Northern Ireland Grain Trade Association (NIGTA) president David O’Connor believes that a UK exit from the European Union will not benefit agriculture in Northern Ireland.
Speaking at the organisation’s annual dinner, held earlier this week, Mr O’Connor said that the referendum on UK membership of the EU represents a real challenge for the farming and food sectors.
“We, as NIGTA, do not believe that a UK exit from Europe will benefit Northern Ireland agriculture.
“As recently stated by some industry leaders within Europe, UK companies have open access to 500 million consumers and in the event of an exit no one has been able to guarantee our continued access to those consumers or markets.
“Northern Ireland’s feed industry imported almost three million tonnes of raw materials through our ports last year. Of this total, over half came from mainland Europe.
“We in Northern Ireland are the only part of the UK with a land border with Europe and every day substantial volumes of animal feed move across this border, both materials and finished feed.
“Agriculture in Northern Ireland also relies on the free flow of labor from inside and outside Europe to help keep our costs competitive whilst we trade in a global market.”
Mr O’Connor then asked the question: “will we keep this free flow of labour if we are outside the EU?”
Mr O’Connor also recognises that local agriculture is in the midst of some very challenging times. Courtesy of his speech, he highlighted the parlous state of milk prices while the pig industry continues to struggle.
“We still have no idea when and if we will get access to the Chinese markets with our pork and bacon,” he said.
“I am also aware that beef farmers are now losing in access of over £1 million per week.”
Mr O’Connor attributes these challenges to the fact that world milk production increased by 1.8% last year.
“Cheaper commodity prices, following years of good crops, reduced demand caused by poorer economic conditions in China and Africa and trade restrictions, especially in Russia, are other factors that have helped bring about the current situation,” he said.
He continued: “But we also have significant strengths, not least the family farm structure that prevails in Northern Ireland; the husbandry skills of our farmers, their dedication and their work ethic.

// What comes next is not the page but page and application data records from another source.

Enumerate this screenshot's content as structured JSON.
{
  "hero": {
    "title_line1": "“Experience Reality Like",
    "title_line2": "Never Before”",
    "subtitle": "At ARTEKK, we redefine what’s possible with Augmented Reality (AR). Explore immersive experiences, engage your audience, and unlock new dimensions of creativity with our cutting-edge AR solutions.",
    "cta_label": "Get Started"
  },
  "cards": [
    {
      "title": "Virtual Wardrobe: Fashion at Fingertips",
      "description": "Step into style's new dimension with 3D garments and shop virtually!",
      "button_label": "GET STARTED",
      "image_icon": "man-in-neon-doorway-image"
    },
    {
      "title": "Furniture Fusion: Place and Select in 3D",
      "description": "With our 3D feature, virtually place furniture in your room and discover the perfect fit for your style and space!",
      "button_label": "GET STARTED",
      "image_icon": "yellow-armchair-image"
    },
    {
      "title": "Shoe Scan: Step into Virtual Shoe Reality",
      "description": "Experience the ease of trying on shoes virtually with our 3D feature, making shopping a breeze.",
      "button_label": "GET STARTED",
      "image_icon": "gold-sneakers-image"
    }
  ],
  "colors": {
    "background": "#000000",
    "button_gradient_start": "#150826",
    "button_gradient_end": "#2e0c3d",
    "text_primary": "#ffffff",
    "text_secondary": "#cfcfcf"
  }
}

“We also have a well-educated workforce at farm level which should be the foundation of a highly successful food industry.
“We, as an industry, need to build on this foundation. We need communication, integration, a market focus and a common purpose throughout the food chain.
Mr O’Connor concluded: “The Northern Ireland food industry has to step up its game and become more competitive, better at marketing and more innovative.
“Most importantly we have to build on our strengths, our climate, our green pastures, the strength of our people in farming, processing and the wider supply chain.
“Our island status gives us a natural barrier that makes it much easier for us to control our agri inputs and also to prevent the spread of disease. This has allowed us to create a food fortress with one of the highest integrity food supply chains in the world.
“We also have world class expertise in our local Universities, including the internationally recognised work on food safety at the Institute for Global Food Security at Queens plus AFBI and CAFRE.”